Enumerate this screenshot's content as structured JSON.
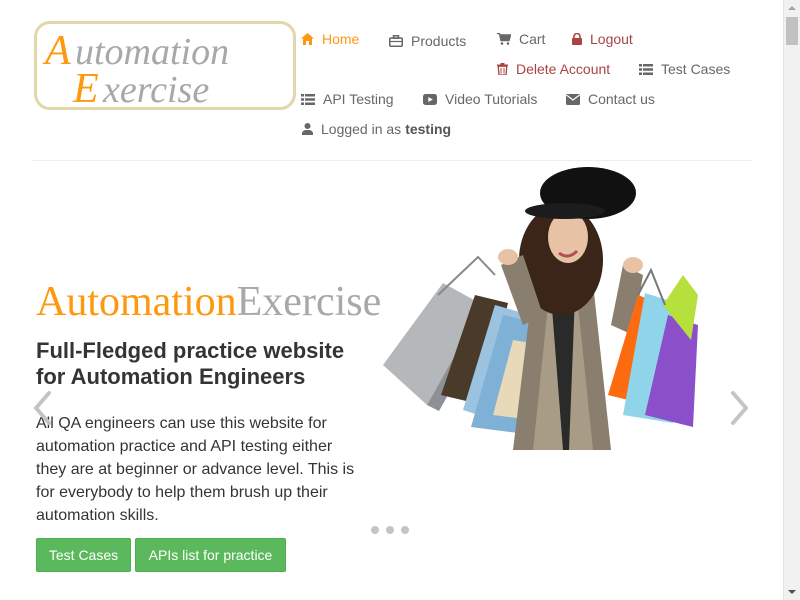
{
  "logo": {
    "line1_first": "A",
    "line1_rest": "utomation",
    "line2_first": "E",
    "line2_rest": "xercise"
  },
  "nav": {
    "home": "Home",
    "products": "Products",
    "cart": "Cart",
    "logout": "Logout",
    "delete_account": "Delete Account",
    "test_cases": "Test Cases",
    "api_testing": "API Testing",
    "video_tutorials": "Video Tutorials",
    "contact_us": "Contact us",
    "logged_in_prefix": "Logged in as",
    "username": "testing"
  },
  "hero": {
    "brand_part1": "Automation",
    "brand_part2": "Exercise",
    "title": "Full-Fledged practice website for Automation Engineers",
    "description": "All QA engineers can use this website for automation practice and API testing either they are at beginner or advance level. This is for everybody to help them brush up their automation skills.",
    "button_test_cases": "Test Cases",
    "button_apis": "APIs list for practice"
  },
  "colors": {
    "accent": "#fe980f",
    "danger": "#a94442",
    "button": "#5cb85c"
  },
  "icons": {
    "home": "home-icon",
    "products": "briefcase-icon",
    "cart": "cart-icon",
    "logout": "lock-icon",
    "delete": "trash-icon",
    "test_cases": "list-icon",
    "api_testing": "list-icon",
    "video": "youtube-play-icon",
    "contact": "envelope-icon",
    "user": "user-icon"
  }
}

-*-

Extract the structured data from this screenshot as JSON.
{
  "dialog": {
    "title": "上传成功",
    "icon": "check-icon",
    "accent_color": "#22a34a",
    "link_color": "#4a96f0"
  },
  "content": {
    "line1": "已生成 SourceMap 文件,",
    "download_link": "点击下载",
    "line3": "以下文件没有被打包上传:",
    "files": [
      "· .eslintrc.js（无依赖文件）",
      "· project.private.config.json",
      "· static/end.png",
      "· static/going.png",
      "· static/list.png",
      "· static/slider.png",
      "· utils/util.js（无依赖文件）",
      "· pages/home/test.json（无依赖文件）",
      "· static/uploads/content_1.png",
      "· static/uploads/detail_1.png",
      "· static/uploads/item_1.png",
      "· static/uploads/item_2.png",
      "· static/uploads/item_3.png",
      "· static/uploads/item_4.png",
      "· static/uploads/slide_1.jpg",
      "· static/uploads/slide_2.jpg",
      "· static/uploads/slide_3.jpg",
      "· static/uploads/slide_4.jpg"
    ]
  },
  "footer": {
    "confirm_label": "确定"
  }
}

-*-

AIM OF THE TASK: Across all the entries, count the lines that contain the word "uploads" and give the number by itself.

SOLUTION TO THIS PROBLEM: 10